Sometimes, even though I live part-time in Kitchen Beautiful Dreamland, I am convinced that I would not be as good a cook if I had a modern, sleek, up-to-date kitchen with all the bells and whistles. I fear I would become lazy and complacent. I know a woman who has a beautiful kitchen--a glamorous, darkly rich showplace of copper, black variegated granite and Brazilian walnut. But sadly, this woman doesn't cook so much as she assembles. A box of this, a can of that, reheated take-out foods. There isn't a lot of creativity that emerges from this beautiful kitchen. It is as if the creative energy has been stripped away to make room for all that stop-your-heart beauty. Sort of like the difference between Kiri te Kanawa and Maria Callas. One sings with amazing technically precise and exacting beauty. The other sings with a deep soulfulness and with such heart-wrenching intensity that the roughness and imprecision of her voice carves its own thing of beauty, like Michelangelo transformed a raw, flawed piece of marble into his famous Statue of David.
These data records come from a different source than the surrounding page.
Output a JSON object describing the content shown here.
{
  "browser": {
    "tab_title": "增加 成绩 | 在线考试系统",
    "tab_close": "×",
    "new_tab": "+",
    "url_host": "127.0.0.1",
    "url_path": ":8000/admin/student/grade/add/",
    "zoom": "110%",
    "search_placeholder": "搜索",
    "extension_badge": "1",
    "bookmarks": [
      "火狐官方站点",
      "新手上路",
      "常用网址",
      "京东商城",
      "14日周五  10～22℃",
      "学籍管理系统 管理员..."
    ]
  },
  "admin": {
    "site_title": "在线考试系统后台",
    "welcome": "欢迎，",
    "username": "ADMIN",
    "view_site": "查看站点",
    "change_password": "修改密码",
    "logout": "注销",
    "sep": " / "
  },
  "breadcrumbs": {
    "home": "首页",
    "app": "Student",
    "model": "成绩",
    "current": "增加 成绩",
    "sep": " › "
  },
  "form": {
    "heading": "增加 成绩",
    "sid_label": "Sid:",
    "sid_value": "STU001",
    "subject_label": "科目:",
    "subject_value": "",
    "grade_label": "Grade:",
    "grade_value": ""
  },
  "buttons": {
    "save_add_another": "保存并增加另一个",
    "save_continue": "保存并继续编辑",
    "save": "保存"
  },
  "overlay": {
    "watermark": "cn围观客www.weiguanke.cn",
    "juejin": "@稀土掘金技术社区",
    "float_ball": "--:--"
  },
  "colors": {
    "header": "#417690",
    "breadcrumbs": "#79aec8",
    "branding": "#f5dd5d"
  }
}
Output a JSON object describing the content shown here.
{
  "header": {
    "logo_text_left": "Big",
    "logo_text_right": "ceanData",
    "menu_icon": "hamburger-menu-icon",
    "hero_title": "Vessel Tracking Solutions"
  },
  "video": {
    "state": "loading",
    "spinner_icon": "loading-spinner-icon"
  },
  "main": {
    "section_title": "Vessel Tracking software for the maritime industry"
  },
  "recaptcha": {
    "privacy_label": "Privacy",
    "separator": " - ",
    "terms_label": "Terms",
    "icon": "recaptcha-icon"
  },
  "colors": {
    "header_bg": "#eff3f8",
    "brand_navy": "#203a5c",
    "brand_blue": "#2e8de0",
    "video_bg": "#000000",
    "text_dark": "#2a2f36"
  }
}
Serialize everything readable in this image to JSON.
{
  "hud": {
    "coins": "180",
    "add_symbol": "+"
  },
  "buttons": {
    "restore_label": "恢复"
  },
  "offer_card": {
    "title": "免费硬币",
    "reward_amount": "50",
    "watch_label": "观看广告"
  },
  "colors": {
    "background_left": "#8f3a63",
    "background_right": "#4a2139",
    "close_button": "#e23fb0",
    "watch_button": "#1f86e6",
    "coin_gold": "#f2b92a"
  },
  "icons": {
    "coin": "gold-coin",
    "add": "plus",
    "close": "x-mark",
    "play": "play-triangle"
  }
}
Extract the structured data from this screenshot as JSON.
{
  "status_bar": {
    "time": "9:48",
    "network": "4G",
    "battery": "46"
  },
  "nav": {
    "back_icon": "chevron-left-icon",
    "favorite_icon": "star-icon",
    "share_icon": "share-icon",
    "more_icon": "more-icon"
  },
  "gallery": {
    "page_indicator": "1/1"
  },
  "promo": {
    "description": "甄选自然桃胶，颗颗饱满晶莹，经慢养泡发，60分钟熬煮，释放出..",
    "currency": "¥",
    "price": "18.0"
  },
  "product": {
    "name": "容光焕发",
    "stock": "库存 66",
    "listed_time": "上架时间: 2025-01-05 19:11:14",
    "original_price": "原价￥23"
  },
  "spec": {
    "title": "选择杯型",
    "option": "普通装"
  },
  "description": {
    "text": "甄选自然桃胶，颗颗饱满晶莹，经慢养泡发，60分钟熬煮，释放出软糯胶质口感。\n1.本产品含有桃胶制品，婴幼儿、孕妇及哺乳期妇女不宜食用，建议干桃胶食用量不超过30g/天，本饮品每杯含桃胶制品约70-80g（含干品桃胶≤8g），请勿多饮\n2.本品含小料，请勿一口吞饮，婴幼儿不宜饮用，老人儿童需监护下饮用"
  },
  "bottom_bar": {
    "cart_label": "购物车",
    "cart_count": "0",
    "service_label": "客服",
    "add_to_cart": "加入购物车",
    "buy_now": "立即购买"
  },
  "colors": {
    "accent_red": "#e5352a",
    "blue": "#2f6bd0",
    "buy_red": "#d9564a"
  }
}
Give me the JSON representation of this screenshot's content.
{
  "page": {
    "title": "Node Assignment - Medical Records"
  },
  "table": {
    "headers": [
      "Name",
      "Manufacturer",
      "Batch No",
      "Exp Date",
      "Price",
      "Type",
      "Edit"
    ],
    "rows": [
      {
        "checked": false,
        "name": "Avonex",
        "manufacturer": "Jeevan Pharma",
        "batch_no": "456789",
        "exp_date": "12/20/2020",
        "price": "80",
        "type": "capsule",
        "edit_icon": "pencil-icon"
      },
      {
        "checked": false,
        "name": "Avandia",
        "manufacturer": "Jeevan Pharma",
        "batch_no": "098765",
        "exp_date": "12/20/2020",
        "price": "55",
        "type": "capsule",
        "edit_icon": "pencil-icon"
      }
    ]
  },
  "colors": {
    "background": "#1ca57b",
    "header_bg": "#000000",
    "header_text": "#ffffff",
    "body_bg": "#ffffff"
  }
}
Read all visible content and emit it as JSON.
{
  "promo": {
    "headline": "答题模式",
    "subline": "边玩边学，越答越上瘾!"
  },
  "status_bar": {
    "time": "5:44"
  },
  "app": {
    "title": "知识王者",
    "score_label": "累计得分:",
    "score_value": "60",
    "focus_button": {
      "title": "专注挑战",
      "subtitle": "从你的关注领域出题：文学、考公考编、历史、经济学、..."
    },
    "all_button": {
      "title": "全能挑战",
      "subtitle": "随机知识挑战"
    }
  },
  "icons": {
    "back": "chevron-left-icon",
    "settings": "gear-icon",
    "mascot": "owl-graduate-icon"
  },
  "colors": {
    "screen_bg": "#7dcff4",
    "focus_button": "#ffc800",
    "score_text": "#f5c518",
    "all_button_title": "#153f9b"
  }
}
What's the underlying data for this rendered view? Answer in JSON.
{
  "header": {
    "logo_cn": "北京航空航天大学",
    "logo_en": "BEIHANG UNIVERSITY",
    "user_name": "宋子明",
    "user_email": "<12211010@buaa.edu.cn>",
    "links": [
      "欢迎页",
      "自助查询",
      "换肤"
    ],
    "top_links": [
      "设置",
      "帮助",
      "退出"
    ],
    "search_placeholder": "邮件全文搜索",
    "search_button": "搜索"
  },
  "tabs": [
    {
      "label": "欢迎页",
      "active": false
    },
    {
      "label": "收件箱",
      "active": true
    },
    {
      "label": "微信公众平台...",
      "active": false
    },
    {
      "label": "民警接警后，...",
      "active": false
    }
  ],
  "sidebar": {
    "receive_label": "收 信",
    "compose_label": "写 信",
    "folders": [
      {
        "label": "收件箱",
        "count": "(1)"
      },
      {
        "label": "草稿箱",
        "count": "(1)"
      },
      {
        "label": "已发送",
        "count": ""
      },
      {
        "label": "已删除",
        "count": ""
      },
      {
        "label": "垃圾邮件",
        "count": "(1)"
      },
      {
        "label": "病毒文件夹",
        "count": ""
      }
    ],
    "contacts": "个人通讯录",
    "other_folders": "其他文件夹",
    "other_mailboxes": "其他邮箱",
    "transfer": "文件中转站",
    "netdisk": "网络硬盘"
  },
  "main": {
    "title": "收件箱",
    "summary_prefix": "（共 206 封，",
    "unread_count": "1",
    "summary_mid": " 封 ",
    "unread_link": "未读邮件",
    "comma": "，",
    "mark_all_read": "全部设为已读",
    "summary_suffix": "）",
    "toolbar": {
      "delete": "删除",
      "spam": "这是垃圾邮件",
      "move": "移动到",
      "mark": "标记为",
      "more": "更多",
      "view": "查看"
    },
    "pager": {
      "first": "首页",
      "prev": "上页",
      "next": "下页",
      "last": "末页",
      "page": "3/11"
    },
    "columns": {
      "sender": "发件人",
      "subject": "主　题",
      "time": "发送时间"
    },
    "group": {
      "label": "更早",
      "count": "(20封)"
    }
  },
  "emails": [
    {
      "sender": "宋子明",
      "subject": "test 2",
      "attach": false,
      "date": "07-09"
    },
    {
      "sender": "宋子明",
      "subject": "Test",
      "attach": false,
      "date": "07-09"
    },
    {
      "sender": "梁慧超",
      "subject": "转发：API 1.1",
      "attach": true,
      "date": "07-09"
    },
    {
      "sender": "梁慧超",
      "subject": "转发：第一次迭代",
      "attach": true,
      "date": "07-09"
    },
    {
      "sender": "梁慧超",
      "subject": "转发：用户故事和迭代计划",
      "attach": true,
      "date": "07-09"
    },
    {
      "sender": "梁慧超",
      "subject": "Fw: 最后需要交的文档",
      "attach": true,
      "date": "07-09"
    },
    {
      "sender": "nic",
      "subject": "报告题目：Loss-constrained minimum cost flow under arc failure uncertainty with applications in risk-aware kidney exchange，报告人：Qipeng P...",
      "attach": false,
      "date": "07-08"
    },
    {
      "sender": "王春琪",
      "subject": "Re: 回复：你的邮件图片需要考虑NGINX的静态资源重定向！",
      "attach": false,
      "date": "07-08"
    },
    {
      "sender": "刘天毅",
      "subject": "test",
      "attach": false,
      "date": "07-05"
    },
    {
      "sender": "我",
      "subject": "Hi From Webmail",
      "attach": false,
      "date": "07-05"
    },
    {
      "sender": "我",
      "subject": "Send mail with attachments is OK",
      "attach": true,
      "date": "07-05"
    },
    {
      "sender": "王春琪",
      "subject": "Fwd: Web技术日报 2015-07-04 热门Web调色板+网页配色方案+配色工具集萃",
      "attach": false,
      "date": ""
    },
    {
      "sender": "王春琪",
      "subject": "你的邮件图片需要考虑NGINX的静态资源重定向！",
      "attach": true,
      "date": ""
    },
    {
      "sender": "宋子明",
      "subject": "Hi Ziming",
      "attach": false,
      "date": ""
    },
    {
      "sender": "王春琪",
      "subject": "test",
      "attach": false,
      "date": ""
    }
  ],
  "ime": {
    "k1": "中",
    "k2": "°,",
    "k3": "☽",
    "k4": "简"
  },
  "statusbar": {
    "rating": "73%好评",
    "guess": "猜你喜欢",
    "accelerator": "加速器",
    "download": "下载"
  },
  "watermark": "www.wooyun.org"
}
Sometimes, I think that it is my kitchen's flaws and its terroir that defines my food. Its shortcomings and limitations have forced me to problem-solve in ways I might never have confronted in my cooking career. The lack of counter space, storage space, and the cursed electric stove have cramped and molded my cooking style. The embarrassingly old porcelain sink, which always needs a good come-uppance with a can of Comet, is small and shallow. The pantry? A mere linen closet! What if I did not have these challenges? Would I be a better cook? Would I be more productive and efficient? Maybe. But I think not. As Ms. Jaffrey has observed, "I've realized that a dream kitchen isn't absolutely necessary: It's your aspirations for the food that make a kitchen come to life...After all, it is the food that comes out of the kitchen that matters most."
And so, like an old, familiar lover, my kitchen remains embedded in my heart, my soul, my technical expertise (or lack thereof). Like an old familiar lover, my kitchen is familiar to me, beloved, war-torn, battled-scarred, molded to my will. And like an old, familiar lover, my kitchen can also have its way with me, can convince me that I am the most beautiful and gifted of all its previous lovers, or it can bring me to my knees in humble submission, wishing for swift and sweet mercy.
There's something to be said for that kind of relationship.